[Dataset rows describing interfaces]
--- START ---

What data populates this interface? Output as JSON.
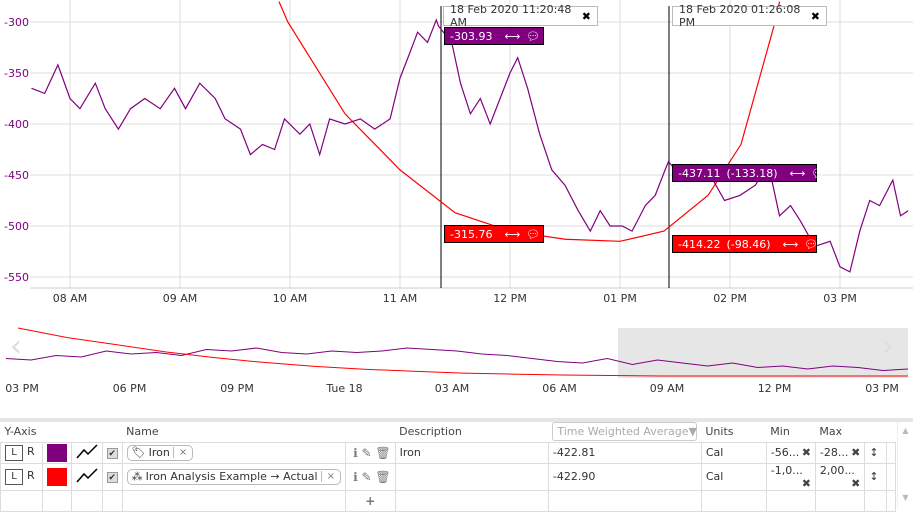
{
  "colors": {
    "iron": "#800080",
    "analysis": "#ff0000",
    "highlight": "#7dc832"
  },
  "y_axis": {
    "ticks": [
      -300,
      -350,
      -400,
      -450,
      -500,
      -550
    ],
    "range": [
      -550,
      -300
    ]
  },
  "x_axis": {
    "ticks": [
      {
        "h": 8,
        "label": "08 AM"
      },
      {
        "h": 9,
        "label": "09 AM"
      },
      {
        "h": 10,
        "label": "10 AM"
      },
      {
        "h": 11,
        "label": "11 AM"
      },
      {
        "h": 12,
        "label": "12 PM"
      },
      {
        "h": 13,
        "label": "01 PM"
      },
      {
        "h": 14,
        "label": "02 PM"
      },
      {
        "h": 15,
        "label": "03 PM"
      }
    ]
  },
  "chart_data": {
    "type": "line",
    "series": [
      {
        "name": "Iron",
        "points": [
          [
            7.65,
            -365
          ],
          [
            7.77,
            -370
          ],
          [
            7.89,
            -342
          ],
          [
            8.0,
            -375
          ],
          [
            8.09,
            -385
          ],
          [
            8.23,
            -360
          ],
          [
            8.32,
            -385
          ],
          [
            8.44,
            -405
          ],
          [
            8.55,
            -385
          ],
          [
            8.68,
            -375
          ],
          [
            8.82,
            -385
          ],
          [
            8.95,
            -365
          ],
          [
            9.05,
            -385
          ],
          [
            9.18,
            -360
          ],
          [
            9.32,
            -375
          ],
          [
            9.41,
            -395
          ],
          [
            9.55,
            -405
          ],
          [
            9.64,
            -430
          ],
          [
            9.75,
            -420
          ],
          [
            9.86,
            -425
          ],
          [
            9.95,
            -395
          ],
          [
            10.09,
            -410
          ],
          [
            10.18,
            -400
          ],
          [
            10.27,
            -430
          ],
          [
            10.36,
            -395
          ],
          [
            10.5,
            -400
          ],
          [
            10.64,
            -395
          ],
          [
            10.77,
            -405
          ],
          [
            10.91,
            -395
          ],
          [
            11.0,
            -355
          ],
          [
            11.09,
            -330
          ],
          [
            11.16,
            -310
          ],
          [
            11.25,
            -320
          ],
          [
            11.33,
            -298
          ],
          [
            11.35,
            -304
          ],
          [
            11.47,
            -320
          ],
          [
            11.55,
            -360
          ],
          [
            11.64,
            -390
          ],
          [
            11.73,
            -375
          ],
          [
            11.82,
            -400
          ],
          [
            11.91,
            -375
          ],
          [
            12.0,
            -350
          ],
          [
            12.07,
            -335
          ],
          [
            12.16,
            -365
          ],
          [
            12.27,
            -410
          ],
          [
            12.38,
            -445
          ],
          [
            12.5,
            -460
          ],
          [
            12.62,
            -485
          ],
          [
            12.73,
            -505
          ],
          [
            12.82,
            -485
          ],
          [
            12.91,
            -500
          ],
          [
            13.02,
            -500
          ],
          [
            13.11,
            -505
          ],
          [
            13.23,
            -480
          ],
          [
            13.32,
            -470
          ],
          [
            13.41,
            -445
          ],
          [
            13.44,
            -437
          ],
          [
            13.55,
            -450
          ],
          [
            13.68,
            -455
          ],
          [
            13.82,
            -450
          ],
          [
            13.95,
            -475
          ],
          [
            14.09,
            -470
          ],
          [
            14.23,
            -460
          ],
          [
            14.35,
            -440
          ],
          [
            14.45,
            -490
          ],
          [
            14.55,
            -480
          ],
          [
            14.64,
            -495
          ],
          [
            14.77,
            -520
          ],
          [
            14.91,
            -515
          ],
          [
            15.0,
            -540
          ],
          [
            15.09,
            -545
          ],
          [
            15.18,
            -505
          ],
          [
            15.27,
            -475
          ],
          [
            15.36,
            -480
          ],
          [
            15.48,
            -455
          ],
          [
            15.55,
            -490
          ],
          [
            15.62,
            -485
          ]
        ]
      },
      {
        "name": "Iron Analysis Example → Actual",
        "points": [
          [
            9.9,
            -280
          ],
          [
            9.98,
            -300
          ],
          [
            10.5,
            -390
          ],
          [
            11,
            -445
          ],
          [
            11.5,
            -487
          ],
          [
            12,
            -505
          ],
          [
            12.5,
            -513
          ],
          [
            13.0,
            -515
          ],
          [
            13.4,
            -505
          ],
          [
            13.8,
            -470
          ],
          [
            14.1,
            -420
          ],
          [
            14.41,
            -300
          ],
          [
            14.45,
            -280
          ]
        ]
      }
    ]
  },
  "navigator": {
    "labels": [
      "03 PM",
      "06 PM",
      "09 PM",
      "Tue 18",
      "03 AM",
      "06 AM",
      "09 AM",
      "12 PM",
      "03 PM"
    ],
    "iron": [
      0.45,
      0.5,
      0.35,
      0.4,
      0.2,
      0.3,
      0.25,
      0.35,
      0.15,
      0.2,
      0.1,
      0.25,
      0.3,
      0.2,
      0.25,
      0.2,
      0.1,
      0.15,
      0.2,
      0.3,
      0.35,
      0.45,
      0.55,
      0.6,
      0.45,
      0.65,
      0.5,
      0.6,
      0.7,
      0.6,
      0.75,
      0.7,
      0.8,
      0.7,
      0.75,
      0.85,
      0.8
    ],
    "analysis": [
      0,
      0.2,
      0.35,
      0.5,
      0.62,
      0.72,
      0.8,
      0.86,
      0.9,
      0.94,
      0.96,
      0.98,
      0.99,
      1,
      1,
      1,
      1,
      1,
      1
    ]
  },
  "cursors": [
    {
      "time": "18 Feb 2020 11:20:48 AM",
      "close": "✖"
    },
    {
      "time": "18 Feb 2020 01:26:08 PM",
      "close": "✖"
    }
  ],
  "flags": [
    {
      "value": "-303.93"
    },
    {
      "value": "-315.76"
    },
    {
      "value": "-437.11",
      "delta": "(-133.18)"
    },
    {
      "value": "-414.22",
      "delta": "(-98.46)"
    }
  ],
  "table": {
    "headers": {
      "yaxis": "Y-Axis",
      "name": "Name",
      "description": "Description",
      "aggregate": "Time Weighted Average",
      "units": "Units",
      "min": "Min",
      "max": "Max"
    },
    "rows": [
      {
        "l": "L",
        "r": "R",
        "name": "Iron",
        "description": "Iron",
        "value": "-422.81",
        "units": "Cal",
        "min": "-56...",
        "max": "-28..."
      },
      {
        "l": "L",
        "r": "R",
        "name": "Iron Analysis Example → Actual",
        "description": "",
        "value": "-422.90",
        "units": "Cal",
        "min": "-1,0...",
        "max": "2,00..."
      }
    ],
    "add": "+"
  }
}
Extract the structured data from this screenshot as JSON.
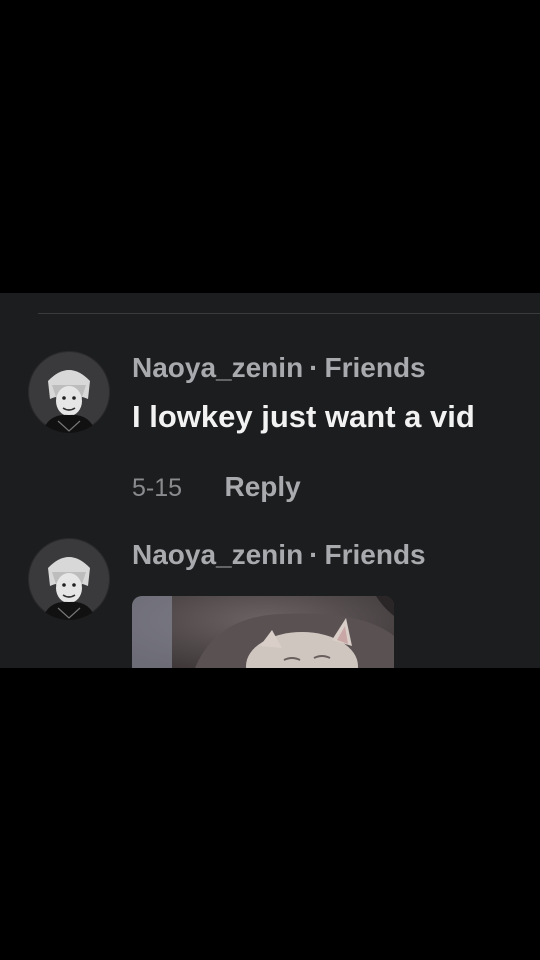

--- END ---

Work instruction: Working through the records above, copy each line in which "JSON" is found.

Your response:
What data populates this interface? Output as JSON.
Extract the structured data from this screenshot as JSON.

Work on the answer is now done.